Feet about hip-width apart with your heels as close to your buttocks as you are comfortable with
Push up through your heels and lift your hips off the ground while contracting your glutes
At the top of the movement, you want to create one straight diagonal line from your shoulders all the way up to your knees.
Pause in that diagonal position and lower back down—slowly. Don't rush this one.
When this body weigh movement gets too easy, you can add weight by placing a barbell across your hips.
Check out my Bridge Variations video for more help and instruction.
Dumbbell and Barbell Step-Up
Stand in front of a step, stair, or box of appropriate height (lower for beginners and closer to knee-height for pros).
Hold onto dumbbells or put a barbell across your shoulders.
Step up onto the box or platform with the right foot, pressing through the heel to straighten your right leg.
Bring the left foot to meet your right foot and tap your toe on the step.
Bend your right knee and step down with the left foot.
Bring the right foot down so you have both feet on the ground.
Check out my Workout of the Week video for more info on this movement.
Don’t push off with your lower leg. The work should be focused on the leading leg. If you push off the ground you will reduce the load on the upper leg and the exercise will not be as effective.
Avoiding tight quads
Once all these exercises are done, don’t forget to maintain your mobility and gain some amount of flexibility in the quad as well.
Tight quads are common in athletes and even more common when your focus is on developing more quad strength.

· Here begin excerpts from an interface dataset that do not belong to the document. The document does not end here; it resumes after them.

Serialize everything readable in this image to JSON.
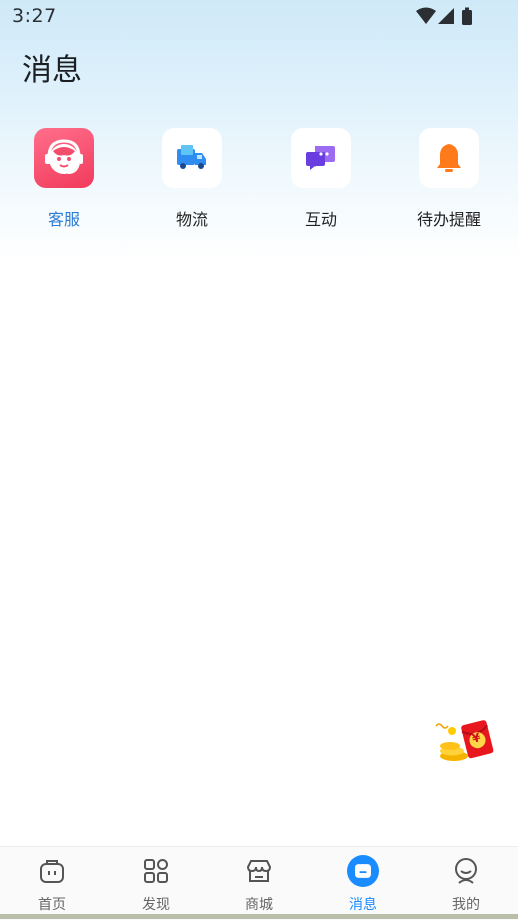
{
  "status_bar": {
    "time": "3:27"
  },
  "header": {
    "title": "消息"
  },
  "shortcuts": [
    {
      "label": "客服",
      "icon": "customer-service-icon",
      "active": true
    },
    {
      "label": "物流",
      "icon": "delivery-truck-icon",
      "active": false
    },
    {
      "label": "互动",
      "icon": "chat-bubble-icon",
      "active": false
    },
    {
      "label": "待办提醒",
      "icon": "bell-icon",
      "active": false
    }
  ],
  "floating_badge": {
    "symbol": "¥"
  },
  "tabbar": {
    "items": [
      {
        "label": "首页",
        "icon": "home-icon"
      },
      {
        "label": "发现",
        "icon": "discover-grid-icon"
      },
      {
        "label": "商城",
        "icon": "store-icon"
      },
      {
        "label": "消息",
        "icon": "message-icon",
        "active": true
      },
      {
        "label": "我的",
        "icon": "profile-icon"
      }
    ]
  },
  "colors": {
    "accent": "#1a8cff",
    "active_label": "#2b7cd3",
    "header_gradient_top": "#cfe9f8",
    "service_tile": "#f23a5c"
  }
}
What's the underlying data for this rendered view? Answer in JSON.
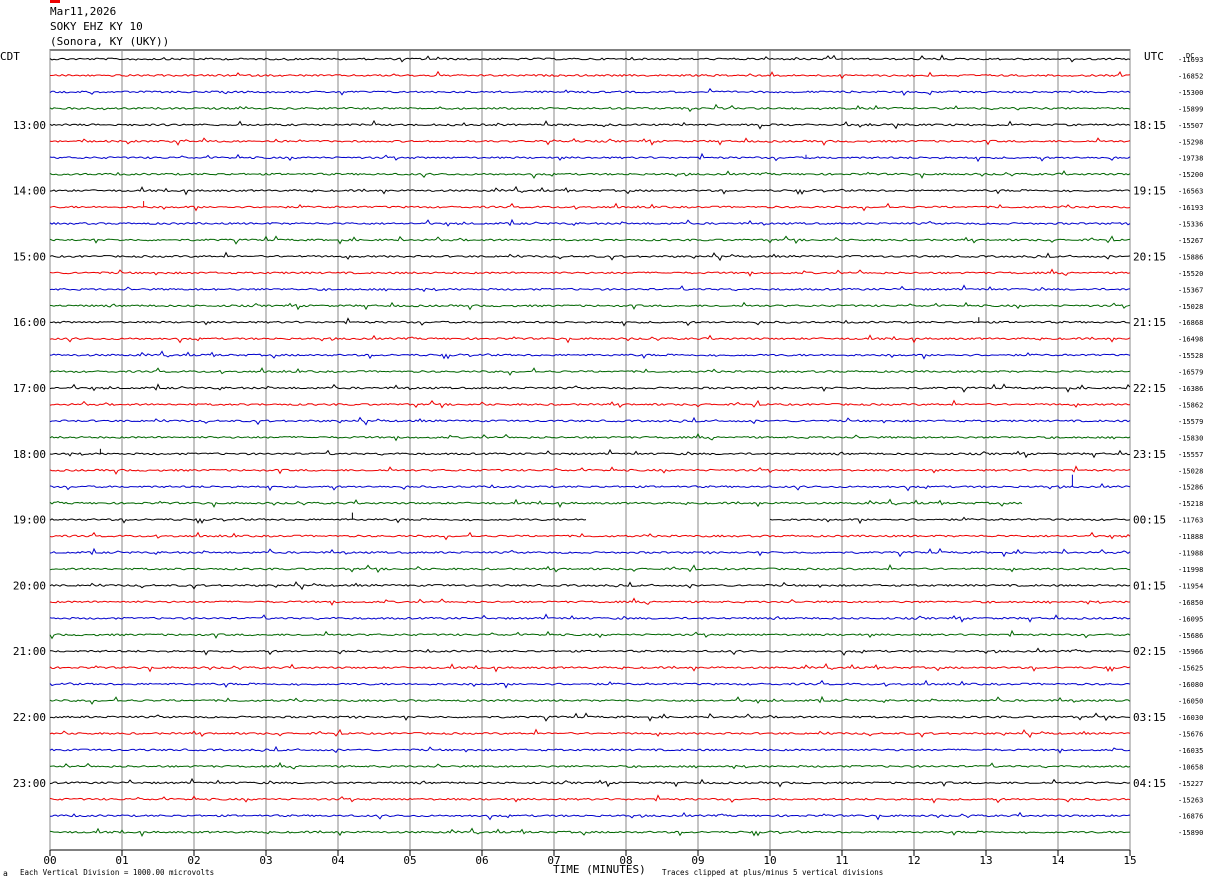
{
  "header": {
    "date": "Mar11,2026",
    "station": "SOKY EHZ KY 10",
    "location": "(Sonora, KY (UKY))"
  },
  "labels": {
    "left_tz": "CDT",
    "right_tz": "UTC",
    "dc": "DC",
    "x_title": "TIME (MINUTES)",
    "scale_note": "Each Vertical Division = 1000.00 microvolts",
    "clip_note": "Traces clipped at plus/minus 5 vertical divisions"
  },
  "colors": {
    "trace_cycle": [
      "#000000",
      "#ee0000",
      "#0000cc",
      "#006600"
    ],
    "grid": "#888888"
  },
  "chart_data": {
    "type": "line",
    "title": "SOKY EHZ KY 10",
    "xlabel": "TIME (MINUTES)",
    "xlim": [
      0,
      15
    ],
    "x_ticks": [
      "00",
      "01",
      "02",
      "03",
      "04",
      "05",
      "06",
      "07",
      "08",
      "09",
      "10",
      "11",
      "12",
      "13",
      "14",
      "15"
    ],
    "rows": 48,
    "row_minutes": 15,
    "left_hour_labels": [
      {
        "row": 4,
        "text": "13:00"
      },
      {
        "row": 8,
        "text": "14:00"
      },
      {
        "row": 12,
        "text": "15:00"
      },
      {
        "row": 16,
        "text": "16:00"
      },
      {
        "row": 20,
        "text": "17:00"
      },
      {
        "row": 24,
        "text": "18:00"
      },
      {
        "row": 28,
        "text": "19:00"
      },
      {
        "row": 32,
        "text": "20:00"
      },
      {
        "row": 36,
        "text": "21:00"
      },
      {
        "row": 40,
        "text": "22:00"
      },
      {
        "row": 44,
        "text": "23:00"
      }
    ],
    "right_hour_labels": [
      {
        "row": 4,
        "text": "18:15"
      },
      {
        "row": 8,
        "text": "19:15"
      },
      {
        "row": 12,
        "text": "20:15"
      },
      {
        "row": 16,
        "text": "21:15"
      },
      {
        "row": 20,
        "text": "22:15"
      },
      {
        "row": 24,
        "text": "23:15"
      },
      {
        "row": 28,
        "text": "00:15"
      },
      {
        "row": 32,
        "text": "01:15"
      },
      {
        "row": 36,
        "text": "02:15"
      },
      {
        "row": 40,
        "text": "03:15"
      },
      {
        "row": 44,
        "text": "04:15"
      }
    ],
    "dc_offsets": [
      "-11693",
      "-16852",
      "-15300",
      "-15899",
      "-15507",
      "-15298",
      "-19738",
      "-15200",
      "-16563",
      "-16193",
      "-15336",
      "-15267",
      "-15886",
      "-15520",
      "-15367",
      "-15028",
      "-16868",
      "-16498",
      "-15528",
      "-16579",
      "-16386",
      "-15862",
      "-15579",
      "-15830",
      "-15557",
      "-15028",
      "-15286",
      "-15218",
      "-11763",
      "-11888",
      "-11988",
      "-11998",
      "-11954",
      "-16850",
      "-16095",
      "-15686",
      "-15966",
      "-15625",
      "-16080",
      "-16050",
      "-16030",
      "-15676",
      "-16035",
      "-10658",
      "-15227",
      "-15263",
      "-16876",
      "-15890"
    ],
    "trace_end_minutes": [
      15,
      15,
      15,
      15,
      15,
      15,
      15,
      15,
      15,
      15,
      15,
      15,
      15,
      15,
      15,
      15,
      15,
      15,
      15,
      15,
      15,
      15,
      15,
      15,
      15,
      15,
      15,
      13.5,
      15,
      15,
      15,
      15,
      15,
      15,
      15,
      15,
      15,
      15,
      15,
      15,
      15,
      15,
      15,
      15,
      15,
      15,
      15,
      15
    ],
    "gap": {
      "row": 28,
      "from_minute": 7.45,
      "to_minute": 10
    }
  }
}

If you aren’t diligent about stretching your quads after a workout like this, you might find that you start to get some upper-leg tightness.
As Abi Carver from Yoga15 says:
Additionally, there is the issue of muscular imbalance. When the hamstrings and glutes are weak, the quadriceps have to remain partially contracted (hypertonic) in order to stabilize the hips and knees. And unfortunately, this discrepancy in strength increases with the repetition of movement. The quads get tighter, the glutes and hamstrings become weaker, and this, in due course, can lead to pain, injury, and reduced performance.
Abi has a great series of quad stretches you can do if you are so inclined. But if nothing else, try this:
Quad Stretch or Low Lunge
Standing normally, feet hip-width apart, step your right foot forward into a lunge. Then drop your left knee and release your back foot, so the top of your foot is resting on the ground. Check that your front knee is directly above your ankle.
Tilt your pelvis up until you feel the stretch in the front of your left thigh.
Stay in the pose for 5-10 deep breaths.
Don’t force yourself into a deeper lunge, let your breath relax you into it.
When you are done with that side, tuck your back toes and step back into a kneeling position. Take a moment to breathe before you move on to the left side.
Working to keep your quadriceps strong can help you achieve your maximum mobility and can even help decrease your risk of injury in sports and as you age. But if you experience any pain during or after any of these exercises, check in with a physiotherapist or sports doc to make sure there isn’t a bigger issue at play.